Production: Berislav Juraic for Boii Theatre
Music: Mario Ferraro
Libretto: Eva Daníčková
Director: Maja Milatović-Ovadia

Tickets: £6/£4
Box office: 020 8237 1111
Online bookings: http://www.riversidestudios.co.uk/cgi-bin/page.pl?l=1308670448

Supported by Embassy of Brazil in the UK.
Showing as part of Tête à Tête Opera Festival (4 AUG - 21 AUG 2011)



A woman artist explorer and a man who died fighting for human rights meet in the afterlife. They look back on the one thing they have in common: love for the land of fragile beauty and great power which is hard to conquer despite the force of human greed and destruction. They reminisce about their lives, mainly their fight to preserve the mystical Amazon. Moonflower is a story of human struggle, cruelty and greed, but also of unimaginable beauty and strength of the human spirit.

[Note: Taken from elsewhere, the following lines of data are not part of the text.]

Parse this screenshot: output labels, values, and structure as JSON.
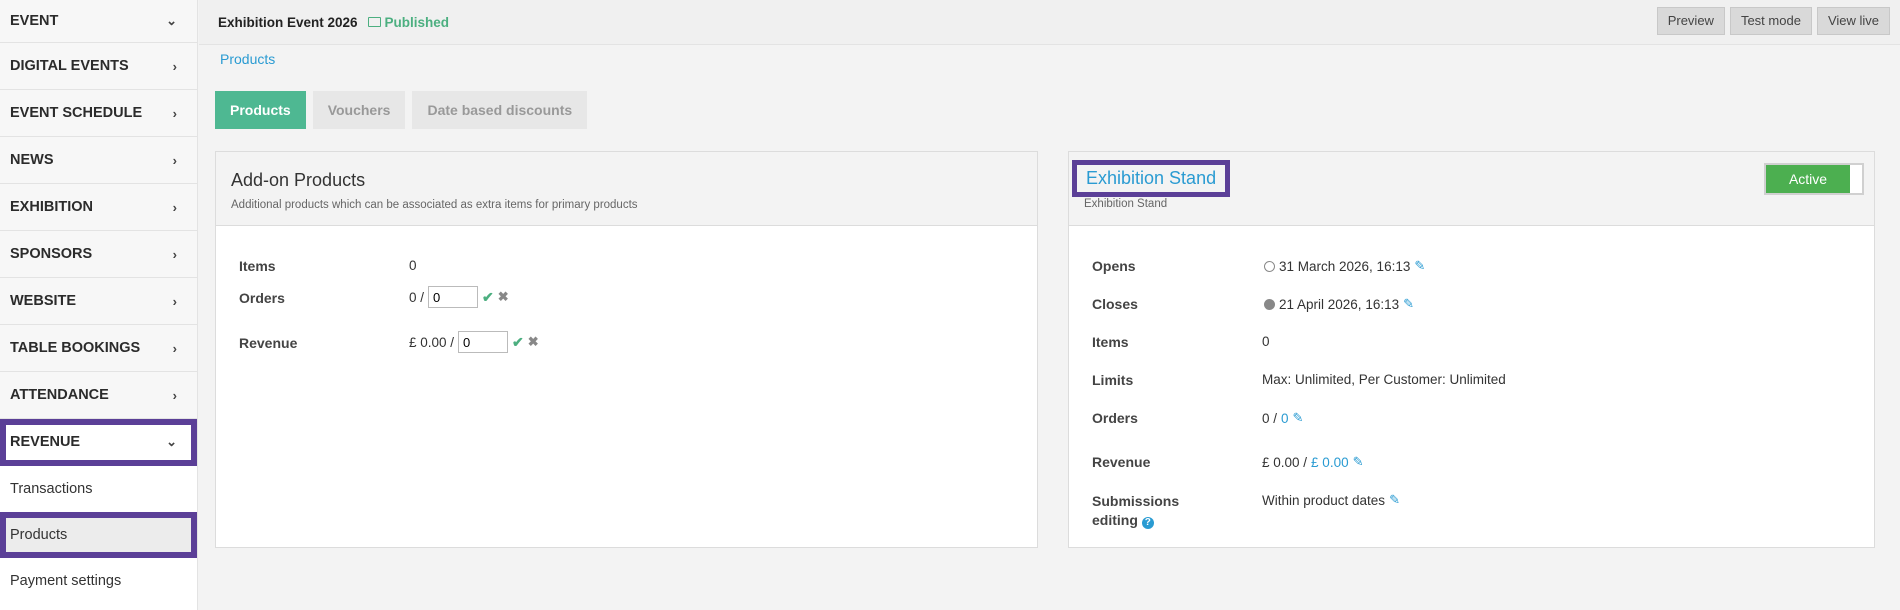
{
  "sidebar": {
    "items": [
      {
        "label": "EVENT",
        "chevron": "chevron-down"
      },
      {
        "label": "DIGITAL EVENTS",
        "chevron": "chevron-right"
      },
      {
        "label": "EVENT SCHEDULE",
        "chevron": "chevron-right"
      },
      {
        "label": "NEWS",
        "chevron": "chevron-right"
      },
      {
        "label": "EXHIBITION",
        "chevron": "chevron-right"
      },
      {
        "label": "SPONSORS",
        "chevron": "chevron-right"
      },
      {
        "label": "WEBSITE",
        "chevron": "chevron-right"
      },
      {
        "label": "TABLE BOOKINGS",
        "chevron": "chevron-right"
      },
      {
        "label": "ATTENDANCE",
        "chevron": "chevron-right"
      },
      {
        "label": "REVENUE",
        "chevron": "chevron-down"
      }
    ],
    "sub_items": [
      {
        "label": "Transactions"
      },
      {
        "label": "Products"
      },
      {
        "label": "Payment settings"
      }
    ]
  },
  "header": {
    "event_title": "Exhibition Event 2026",
    "status": "Published",
    "actions": {
      "preview": "Preview",
      "test_mode": "Test mode",
      "view_live": "View live"
    }
  },
  "breadcrumb": "Products",
  "tabs": [
    {
      "label": "Products",
      "active": true
    },
    {
      "label": "Vouchers",
      "active": false
    },
    {
      "label": "Date based discounts",
      "active": false
    }
  ],
  "addon_panel": {
    "title": "Add-on Products",
    "subtitle": "Additional products which can be associated as extra items for primary products",
    "items_label": "Items",
    "items_value": "0",
    "orders_label": "Orders",
    "orders_prefix": "0 /",
    "orders_input": "0",
    "revenue_label": "Revenue",
    "revenue_prefix": "£ 0.00 /",
    "revenue_input": "0"
  },
  "stand_panel": {
    "title": "Exhibition Stand",
    "subtitle": "Exhibition Stand",
    "toggle_label": "Active",
    "opens_label": "Opens",
    "opens_value": "31 March 2026, 16:13",
    "closes_label": "Closes",
    "closes_value": "21 April 2026, 16:13",
    "items_label": "Items",
    "items_value": "0",
    "limits_label": "Limits",
    "limits_value": "Max: Unlimited, Per Customer: Unlimited",
    "orders_label": "Orders",
    "orders_prefix": "0 /",
    "orders_link": "0",
    "revenue_label": "Revenue",
    "revenue_prefix": "£ 0.00 /",
    "revenue_link": "£ 0.00",
    "submissions_label_1": "Submissions",
    "submissions_label_2": "editing",
    "submissions_value": "Within product dates"
  },
  "colors": {
    "accent_green": "#4eb892",
    "link_blue": "#2a9bd2",
    "highlight_purple": "#5b3f97",
    "toggle_green": "#4caf50"
  }
}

Inspired by the lives of two remarkable people, Margaret Mee (British botanist and artist explorer) and Chico Mendes (Brazilian rubber tapper, an environmentalist and a freedom fighter), this chamber opera begins at the end. Margaret and Chico, who didn't meet during their lives, meet as souls who cannot rest. They have one thing in common - their love for the Amazon rainforest which they both tried to preserve. Their memories, hopes and fears, become the foundation of the stories and the poetry of The Moonflower.

The story consists of three tales, all inspired by the Amazonian rainforest. The Moonflower is the leitmotif, holding the whole piece together. A metaphor of struggle, fragility and ultimate futility of human life.

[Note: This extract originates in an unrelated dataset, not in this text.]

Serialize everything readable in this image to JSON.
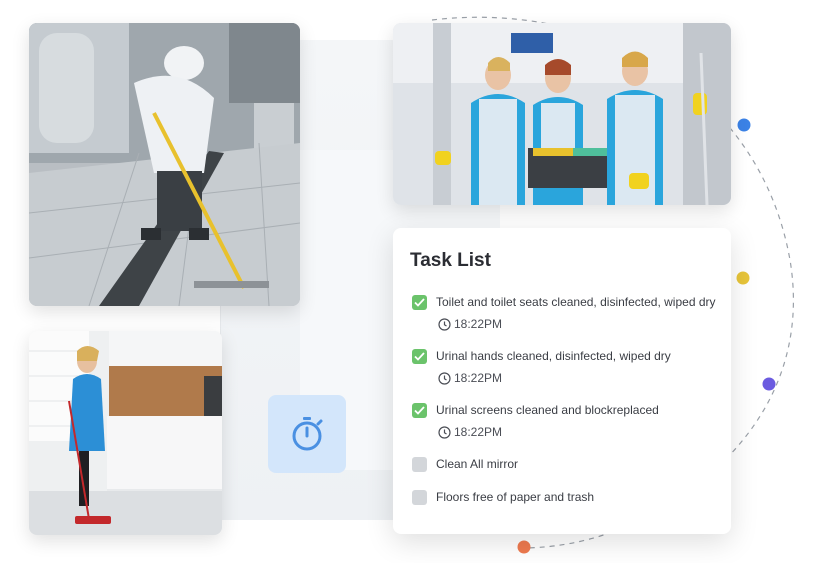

More about Margeret Mee:

Margaret Mee is remembered for her minutely detailed paintings of flowers from Brazilian forests. Her collection of Amazon flower paintings resides at the Royal Botanical Gardens, Kew, near London. Margaret was born in England and trained as an artist in London. She moved to Brazil in 1952 and spent thirty-six years there. She was never afraid of calling for the conservation of the natural world, the Amazon forest, its animals and plants in particular. Margaret died in a tragic accident in England in 1988.

More about Chico Mendes:

Sometimes called ‘The Ghandi of the Amazon’, Chico Mendes was a rubber tapper who lived and worked in the Amazon rainforest. During the 1980's, Chico became a political activist interested in protecting the rights of the rubber tappers against the invasion of cattle ranchers. His struggle caught the attention of international environmentalists who saw Chico’s resistance movement as a fight to save the rainforest. Chico was murdered in 1988.

More about the Moonflower:

Strophocactus wittii, the generic name from the word strophe (twisting, curling) referring to the manner in which the flattened leaf-like stems wind themselves around Amazonian trees. Also known as the ‘Queen of the Night'. The generic name is derived from the Greek selene, meaning moon. The Moonflower opens very rarely and its blosssom lasts for one night only.

Margaret Mee found the Moonflower in a flooded forest and included its painting in her collections.